Down the line, this type of electric aircraft may see even more widespread use, particularly in rural areas.
– “You can have your Katla on your archipelago island, privately, as a shared resource or as an on-demand service as part of a public network. We believe that it will make it possible to live and work in remote areas in a whole new way.”
Batteries or fuel cells?
According to Anders Lundbladh, Specialist for Whole Engine Analysis at GKN Aerospace, the battery-powered passenger aircraft faces two challenges: although aircraft larger than the 2-seaters on the market can be built, the problem lies in how far they can fly – and how fast.
– “We need to increase both the speed and range, and there must be enough reserves to safeguard flights in all weather conditions. This is difficult with today’s batteries – everything becomes heavy and expensive.”
The alternative to batteries today is the fuel cell, which contains more energy than batteries do. So can’t you simply build the same aircraft using that technology instead?

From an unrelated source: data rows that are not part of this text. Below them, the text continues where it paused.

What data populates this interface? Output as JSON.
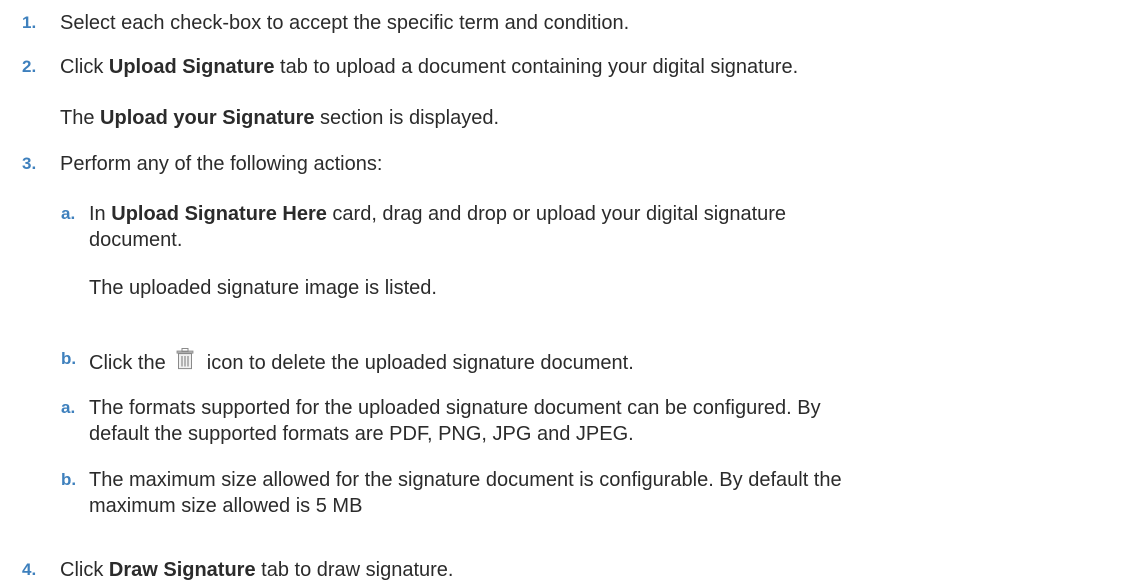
{
  "steps": [
    {
      "num": "1.",
      "text": "Select each check-box to accept the specific term and condition."
    },
    {
      "num": "2.",
      "pre": "Click ",
      "bold": "Upload Signature",
      "post": " tab to upload a document containing your digital signature.",
      "result_pre": "The ",
      "result_bold": "Upload your Signature",
      "result_post": " section is displayed."
    },
    {
      "num": "3.",
      "text": "Perform any of the following actions:",
      "substeps": [
        {
          "letter": "a.",
          "pre": "In ",
          "bold": "Upload Signature Here",
          "post_line1": " card, drag and drop or upload your digital signature",
          "post_line2": "document.",
          "result": "The uploaded signature image is listed."
        },
        {
          "letter": "b.",
          "pre": "Click the ",
          "icon": "trash-icon",
          "post": " icon to delete the uploaded signature document."
        }
      ],
      "notes": [
        {
          "letter": "a.",
          "line1": "The formats supported for the uploaded signature document can be configured. By",
          "line2": "default the supported formats are PDF, PNG, JPG and JPEG."
        },
        {
          "letter": "b.",
          "line1": "The maximum size allowed for the signature document is configurable. By default the",
          "line2": "maximum size allowed is 5 MB"
        }
      ]
    },
    {
      "num": "4.",
      "pre": "Click ",
      "bold": "Draw Signature",
      "post": " tab to draw signature."
    }
  ],
  "colors": {
    "numbering": "#3e80bd",
    "text": "#2b2b2b",
    "icon": "#8a8a8a"
  }
}
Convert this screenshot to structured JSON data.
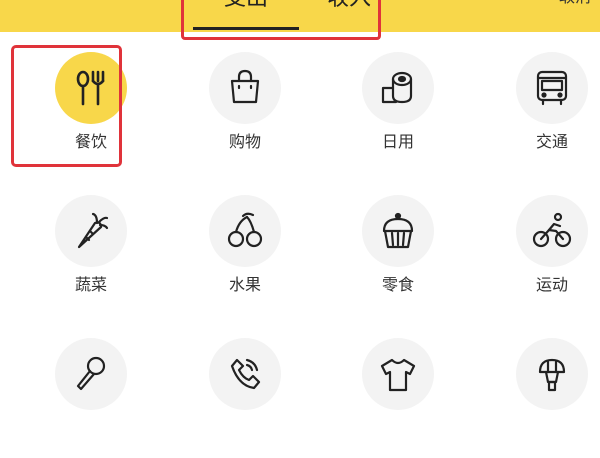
{
  "header": {
    "tabs": [
      {
        "label": "支出",
        "selected": true
      },
      {
        "label": "收入",
        "selected": false
      }
    ],
    "cancel_label": "取消",
    "accent_color": "#f8d74a",
    "highlight_color": "#e0333a"
  },
  "categories": [
    {
      "label": "餐饮",
      "icon": "utensils-icon",
      "selected": true
    },
    {
      "label": "购物",
      "icon": "shopping-bag-icon",
      "selected": false
    },
    {
      "label": "日用",
      "icon": "toilet-paper-icon",
      "selected": false
    },
    {
      "label": "交通",
      "icon": "bus-icon",
      "selected": false
    },
    {
      "label": "蔬菜",
      "icon": "carrot-icon",
      "selected": false
    },
    {
      "label": "水果",
      "icon": "cherries-icon",
      "selected": false
    },
    {
      "label": "零食",
      "icon": "cupcake-icon",
      "selected": false
    },
    {
      "label": "运动",
      "icon": "cycling-icon",
      "selected": false
    },
    {
      "label": "",
      "icon": "microphone-icon",
      "selected": false
    },
    {
      "label": "",
      "icon": "phone-icon",
      "selected": false
    },
    {
      "label": "",
      "icon": "tshirt-icon",
      "selected": false
    },
    {
      "label": "",
      "icon": "makeup-brush-icon",
      "selected": false
    }
  ]
}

– “Yes and no,” says Lundbladh. “Different technologies engender different problems. The batteries provide a lot of power over a short time, while the fuel cell produces low power for a long time. So you can fly for longer periods, but at a limited speed – so far no faster than 150 kilometres per hour other than in short spurts.”
So which technology will have its problems solved first? According to Lundbladh, fuels cells are closer from a technical point of view. But in terms of the market, electric aircraft have better opportunities. Delivering hydrogen to airports can be a complicated matter, and it’s also expensive to store.
“The definite advantage batteries have is that the energy efficiency is very high, you get out almost everything you put into charging the battery – almost 80 percent reaches the propeller. If you can fly on batteries, it is preferable. But I dare not promise any trans-Atlantic flights – maybe we can fly to Gotland.”
Omvärldsanalys: Internationell forskning och finansiering för elflyg
RISE har tagit fram en omvärldsanalys för Trafikverket som ger en överblick över satsningar från forskningsfinansiärer, pågående och avslutade forskningsprojekt samt framåtblickande forskningsagendor, strategier och färdplaner. Rapportens fokus ligger på EU samt nationella satsningar i Tyskland, Frankrike, Storbritannien och USA.